“After the conquest, the Norman Kings afforested large portions of the soil of England, in much the same way as the landlords here are now doing with the Highlands.

(R. Somers, Letters on the Highlands, 1848)

As for a large number of the human beings expelled to make room for the game of the Duke of Atholl, and the sheep of the Countess of Sutherland, where did they fly to, where did they find a home?

In the United States of America.

The enemy of British Wage-Slavery has a right to condemn Negro-Slavery; a Duchess of Sutherland, a Duke of Atholl, a Manchester Cotton-lord — never!

Free Public Transport (at least – and more trips to the beach)

highway1RMT walkout at Virgin apparently. Great. Derisory pay offer from the boss.

But so much more is needed! Huge swathes of our cities have been given over roads, which really means providing State subsidised ‘tools’ for distribution of private sector goods – warehouses now have 18 wheels, and roads filled with vans doing the business of Ocados, Tescos, Amazon and the like, while old fashioned store, office and factory based companies expect workers to pay their own way for the dubious privilege of getting to work on time. Meanwhile, trucks are running many of us into the curb (the ghost bikes haunt me). Have you noticed that the privatisation sell-off is hardly ever about the ‘public’ asset of the roads system, since no fat cat sees a profit in that? Its a Govt sponsored facility for capital – except in a few cases, eg Victoria, where there are many toll roads. So, yep, am calling for free public transport, and new bus routes to the beach!
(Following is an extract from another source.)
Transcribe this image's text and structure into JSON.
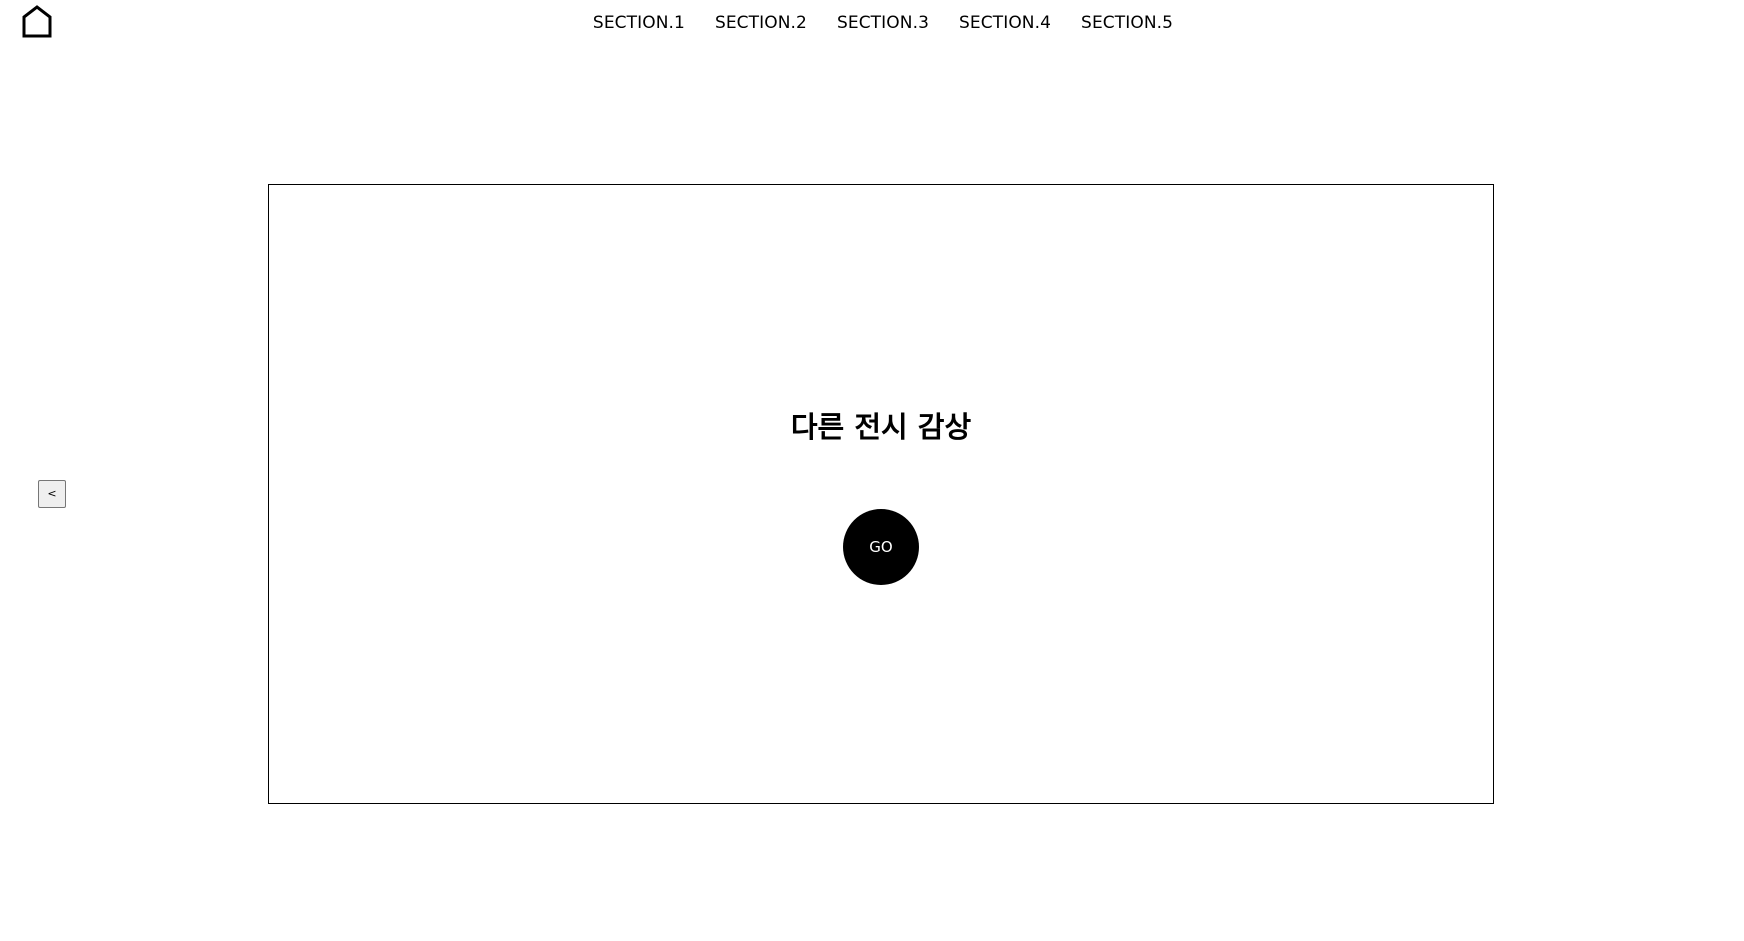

And from Silvia Federici’s “Revolution Point Zero”, PM Press 2012 p58: